Jeff Cain, El Camino Real, 3 channel video installation, 2011, from the LACE website
Also going to the Harry Partch concert last week at REDCAT, which was immensely enjoyable, capped by the audience being let onstage to see and touch the instruments and talk to the musicians. My friend took pictures, so if he's OK to let me post them here, I'll do it shortly. I also went to a press preview of Miranda July's new movie, The Future, which I didn't enjoy at all* but you might, and I believe it's going to be previewed at MOCA soon.
Meanwhile, what's happening in Los Angeles this weekend, are you asking, faithful readers? Starting tonight, in about 2 hours, LACE presents two exhibitions, Speculative (with FBC! friendly acquaintance Jeff Cain), and Unfinished Paintings, another group show that includes the lovely Mark Dutcher. I can't go to the openings but will make sure to see the show. Starts at 8 PM tonight and the show will be up until August 28.
Saturday will be a busy day in Los Angeles, as in Santa Monica York Chang will show his work with Second Life at 18th Street, and so will several artists as many events are scheduled for 18th Street Artnight. All information here.
Elsewhere in Los Angeles, if you are near Chinatown don't miss Rosha Yaghmai at Tom Solomon, if near Culver City there's also an opening at Las Cienegas Projects. On the same evening, FBC! gal pal Nancy Popp will present her work at Kristi Engle, a gallery dangerously situated for me in Highland Park, a stone throw from my all-time favorite record store, Wombleton, whose owners I swear have pledged to make me bankrupt very soon. It's at 8 PM, be there or be square!

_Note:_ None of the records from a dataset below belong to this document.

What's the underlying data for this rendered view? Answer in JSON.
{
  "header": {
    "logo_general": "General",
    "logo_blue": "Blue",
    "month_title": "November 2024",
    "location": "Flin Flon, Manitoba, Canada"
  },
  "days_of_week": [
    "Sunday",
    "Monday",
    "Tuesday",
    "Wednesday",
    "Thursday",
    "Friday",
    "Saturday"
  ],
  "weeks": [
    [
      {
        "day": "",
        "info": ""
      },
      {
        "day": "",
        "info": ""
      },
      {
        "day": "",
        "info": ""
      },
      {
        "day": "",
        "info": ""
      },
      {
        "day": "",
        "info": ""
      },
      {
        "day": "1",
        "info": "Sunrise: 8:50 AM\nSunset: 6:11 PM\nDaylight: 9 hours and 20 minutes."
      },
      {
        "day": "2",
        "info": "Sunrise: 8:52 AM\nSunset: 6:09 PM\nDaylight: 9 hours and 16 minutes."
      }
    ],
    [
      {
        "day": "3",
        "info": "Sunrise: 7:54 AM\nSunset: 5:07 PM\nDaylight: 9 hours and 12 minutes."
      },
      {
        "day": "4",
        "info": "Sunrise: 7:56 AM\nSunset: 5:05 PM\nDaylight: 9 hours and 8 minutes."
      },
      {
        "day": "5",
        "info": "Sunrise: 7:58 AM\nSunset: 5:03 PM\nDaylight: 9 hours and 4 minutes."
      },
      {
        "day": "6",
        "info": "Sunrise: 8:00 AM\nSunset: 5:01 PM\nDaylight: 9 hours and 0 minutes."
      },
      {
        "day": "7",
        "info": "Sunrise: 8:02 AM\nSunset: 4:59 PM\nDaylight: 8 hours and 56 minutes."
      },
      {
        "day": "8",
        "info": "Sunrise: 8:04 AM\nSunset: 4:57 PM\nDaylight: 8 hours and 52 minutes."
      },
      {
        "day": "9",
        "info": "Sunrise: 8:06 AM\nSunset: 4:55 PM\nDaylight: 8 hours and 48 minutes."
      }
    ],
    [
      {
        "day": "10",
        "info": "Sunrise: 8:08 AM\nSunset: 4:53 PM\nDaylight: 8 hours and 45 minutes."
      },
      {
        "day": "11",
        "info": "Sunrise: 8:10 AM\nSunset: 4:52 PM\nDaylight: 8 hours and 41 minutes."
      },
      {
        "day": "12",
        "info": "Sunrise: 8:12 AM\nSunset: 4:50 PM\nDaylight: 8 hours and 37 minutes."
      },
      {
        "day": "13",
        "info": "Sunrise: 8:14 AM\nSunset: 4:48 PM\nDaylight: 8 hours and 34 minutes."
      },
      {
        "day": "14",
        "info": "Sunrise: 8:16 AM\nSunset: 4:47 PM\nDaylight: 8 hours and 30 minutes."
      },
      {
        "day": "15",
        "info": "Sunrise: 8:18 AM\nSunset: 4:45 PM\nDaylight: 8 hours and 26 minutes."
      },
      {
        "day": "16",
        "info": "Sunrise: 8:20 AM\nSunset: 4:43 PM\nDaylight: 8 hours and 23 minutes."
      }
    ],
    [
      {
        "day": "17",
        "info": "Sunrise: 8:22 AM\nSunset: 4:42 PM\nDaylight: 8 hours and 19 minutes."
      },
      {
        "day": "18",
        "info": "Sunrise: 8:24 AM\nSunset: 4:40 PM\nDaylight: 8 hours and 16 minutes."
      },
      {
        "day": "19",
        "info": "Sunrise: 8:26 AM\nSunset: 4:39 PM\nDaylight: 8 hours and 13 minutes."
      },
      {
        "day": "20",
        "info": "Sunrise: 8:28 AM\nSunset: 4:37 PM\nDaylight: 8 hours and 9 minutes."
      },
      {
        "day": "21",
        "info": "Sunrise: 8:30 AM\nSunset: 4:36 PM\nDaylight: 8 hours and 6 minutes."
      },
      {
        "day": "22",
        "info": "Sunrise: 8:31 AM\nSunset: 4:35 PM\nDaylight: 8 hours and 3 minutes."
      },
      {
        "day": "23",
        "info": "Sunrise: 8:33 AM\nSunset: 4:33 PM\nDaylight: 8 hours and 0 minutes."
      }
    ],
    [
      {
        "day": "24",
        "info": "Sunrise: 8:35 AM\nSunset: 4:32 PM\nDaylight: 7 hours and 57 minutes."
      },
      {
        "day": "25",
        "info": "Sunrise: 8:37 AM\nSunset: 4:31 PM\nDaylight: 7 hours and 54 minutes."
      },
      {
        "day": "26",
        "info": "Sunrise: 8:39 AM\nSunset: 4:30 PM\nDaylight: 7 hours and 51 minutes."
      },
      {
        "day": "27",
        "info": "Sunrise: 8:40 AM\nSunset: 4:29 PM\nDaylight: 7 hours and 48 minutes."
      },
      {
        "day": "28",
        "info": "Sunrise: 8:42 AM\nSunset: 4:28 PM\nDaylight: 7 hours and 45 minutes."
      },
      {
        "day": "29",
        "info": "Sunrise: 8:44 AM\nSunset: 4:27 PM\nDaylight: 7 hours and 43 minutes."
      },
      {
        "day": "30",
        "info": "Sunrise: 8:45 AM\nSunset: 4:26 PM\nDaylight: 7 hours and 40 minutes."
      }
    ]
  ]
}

While I'm talking about record stores, let me salute the opening of Jacknife Records in Atwater Village. I haven't gone yet, but it's on my list. They don't have a website (yet), so here's their info: 3161 Glendale Boulevard, LA 90039, and they are open Tuesday to Sunday every day from noon to 8 PM, and to 10 PM on Thursday, Friday and Saturday.

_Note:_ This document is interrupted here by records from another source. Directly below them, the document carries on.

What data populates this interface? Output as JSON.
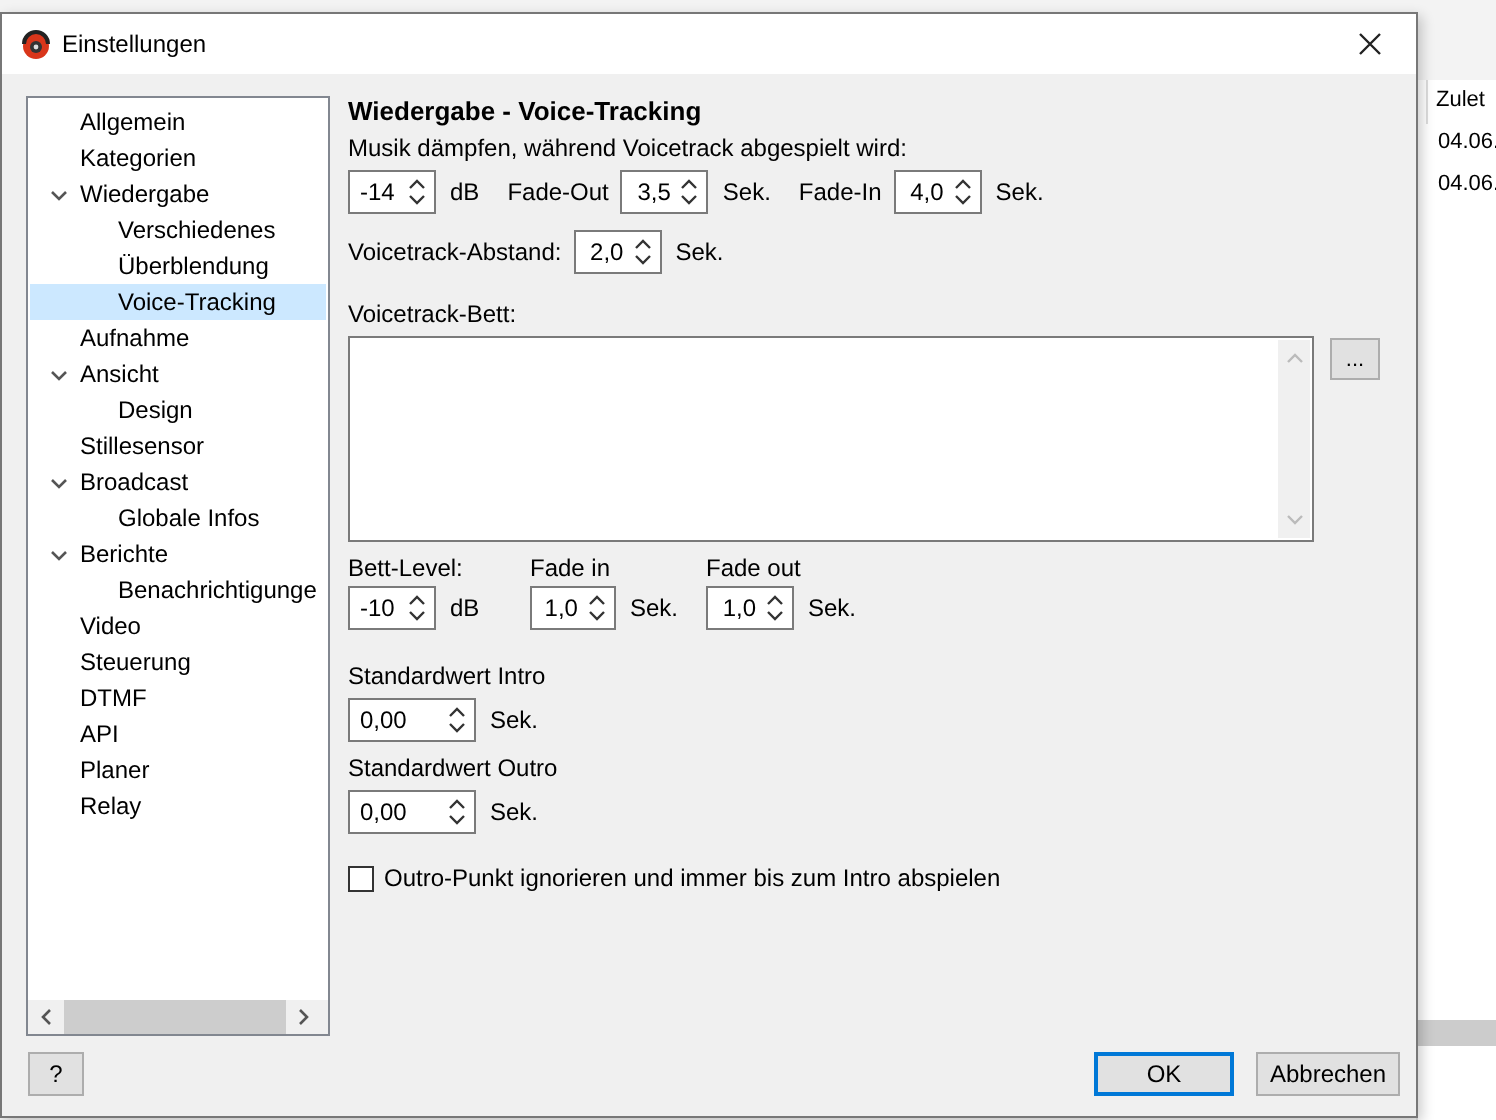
{
  "background_app": {
    "column_header": "Zulet",
    "dates": [
      "04.06.",
      "04.06."
    ]
  },
  "window": {
    "title": "Einstellungen"
  },
  "tree": {
    "items": [
      {
        "label": "Allgemein",
        "selected": false
      },
      {
        "label": "Kategorien",
        "selected": false
      },
      {
        "label": "Wiedergabe",
        "selected": false,
        "expanded": true,
        "children": [
          {
            "label": "Verschiedenes",
            "selected": false
          },
          {
            "label": "Überblendung",
            "selected": false
          },
          {
            "label": "Voice-Tracking",
            "selected": true
          }
        ]
      },
      {
        "label": "Aufnahme",
        "selected": false
      },
      {
        "label": "Ansicht",
        "selected": false,
        "expanded": true,
        "children": [
          {
            "label": "Design",
            "selected": false
          }
        ]
      },
      {
        "label": "Stillesensor",
        "selected": false
      },
      {
        "label": "Broadcast",
        "selected": false,
        "expanded": true,
        "children": [
          {
            "label": "Globale Infos",
            "selected": false
          }
        ]
      },
      {
        "label": "Berichte",
        "selected": false,
        "expanded": true,
        "children": [
          {
            "label": "Benachrichtigunge",
            "selected": false
          }
        ]
      },
      {
        "label": "Video",
        "selected": false
      },
      {
        "label": "Steuerung",
        "selected": false
      },
      {
        "label": "DTMF",
        "selected": false
      },
      {
        "label": "API",
        "selected": false
      },
      {
        "label": "Planer",
        "selected": false
      },
      {
        "label": "Relay",
        "selected": false
      }
    ]
  },
  "section_title": "Wiedergabe - Voice-Tracking",
  "ducking": {
    "label": "Musik dämpfen, während Voicetrack abgespielt wird:",
    "fields": [
      {
        "value": "-14",
        "unit": "dB"
      },
      {
        "label": "Fade-Out",
        "value": "3,5",
        "unit": "Sek."
      },
      {
        "label": "Fade-In",
        "value": "4,0",
        "unit": "Sek."
      }
    ]
  },
  "gap": {
    "label": "Voicetrack-Abstand:",
    "value": "2,0",
    "unit": "Sek."
  },
  "bed": {
    "label": "Voicetrack-Bett:",
    "browse_button": "..."
  },
  "bed_controls": [
    {
      "label": "Bett-Level:",
      "value": "-10",
      "unit": "dB"
    },
    {
      "label": "Fade in",
      "value": "1,0",
      "unit": "Sek."
    },
    {
      "label": "Fade out",
      "value": "1,0",
      "unit": "Sek."
    }
  ],
  "defaults": [
    {
      "label": "Standardwert Intro",
      "value": "0,00",
      "unit": "Sek."
    },
    {
      "label": "Standardwert Outro",
      "value": "0,00",
      "unit": "Sek."
    }
  ],
  "ignore_outro": {
    "label": "Outro-Punkt ignorieren und immer bis zum Intro abspielen",
    "checked": false
  },
  "buttons": {
    "help": "?",
    "ok": "OK",
    "cancel": "Abbrechen"
  }
}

Another remarkable store opening, this time downtown, is The Last Bookstore. On Spring street, open every day from 10 AM on, an occasion to browse real life used books, something much better than, uh, getting thumb cramps on your kindle, no?

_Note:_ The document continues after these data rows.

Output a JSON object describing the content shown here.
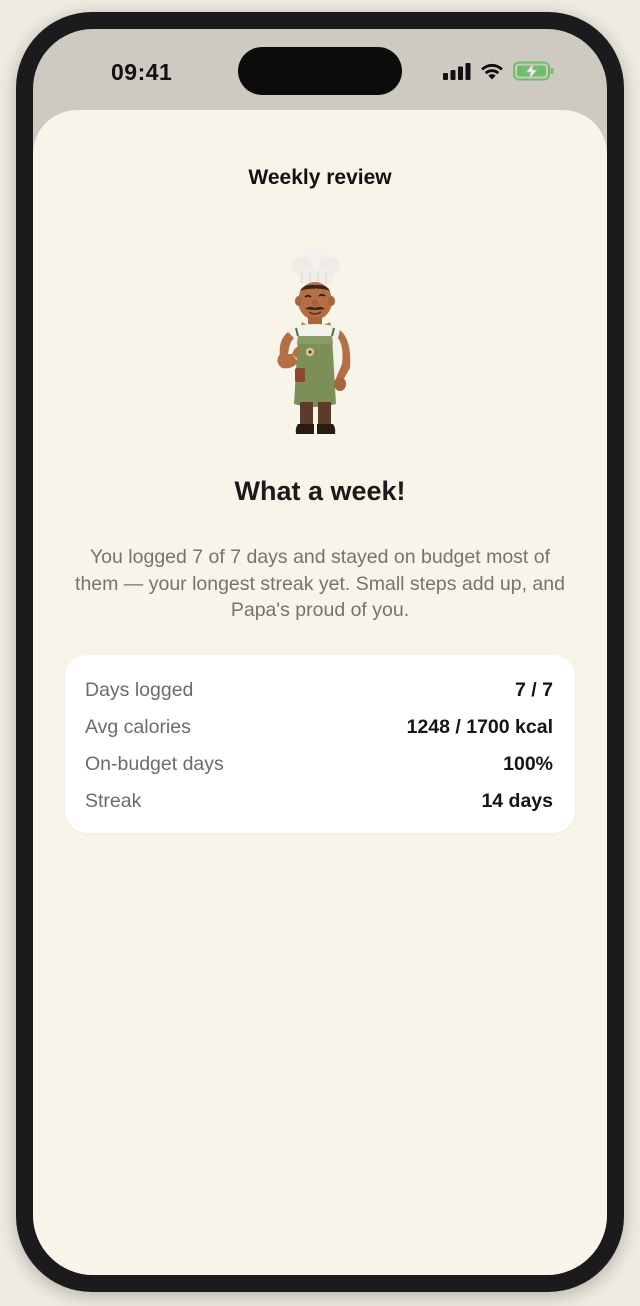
{
  "status_bar": {
    "time": "09:41",
    "icons": [
      "cellular-signal-icon",
      "wifi-icon",
      "battery-charging-icon"
    ],
    "battery_color": "#6dbf6a"
  },
  "header": {
    "title": "Weekly review"
  },
  "mascot": {
    "icon": "chef-mascot-thumbs-up"
  },
  "main": {
    "headline": "What a week!",
    "message": "You logged 7 of 7 days and stayed on budget most of them — your longest streak yet. Small steps add up, and Papa's proud of you."
  },
  "stats": [
    {
      "label": "Days logged",
      "value": "7 / 7"
    },
    {
      "label": "Avg calories",
      "value": "1248 / 1700 kcal"
    },
    {
      "label": "On-budget days",
      "value": "100%"
    },
    {
      "label": "Streak",
      "value": "14 days"
    }
  ],
  "colors": {
    "sheet_background": "#f9f4ea",
    "top_background": "#cfcac1",
    "card_background": "#ffffff",
    "frame": "#1b1b1d"
  }
}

*it has no story line, the acting is atrocious and it's neither quirky nor intelligent. All it made me want to do throughout is slap July's face and tell her to go see a doctor to get her thyroid checked and stop being such a drama queen. Sheesh, lady, you're not a poor little broken birds so sad on its tree, waiting to be rescued. I thought it was one of those whiny whitey project by people from Portland originally from Williamsburg originally from Iowa. Might appeal to this type of demographic, which I'm not part of.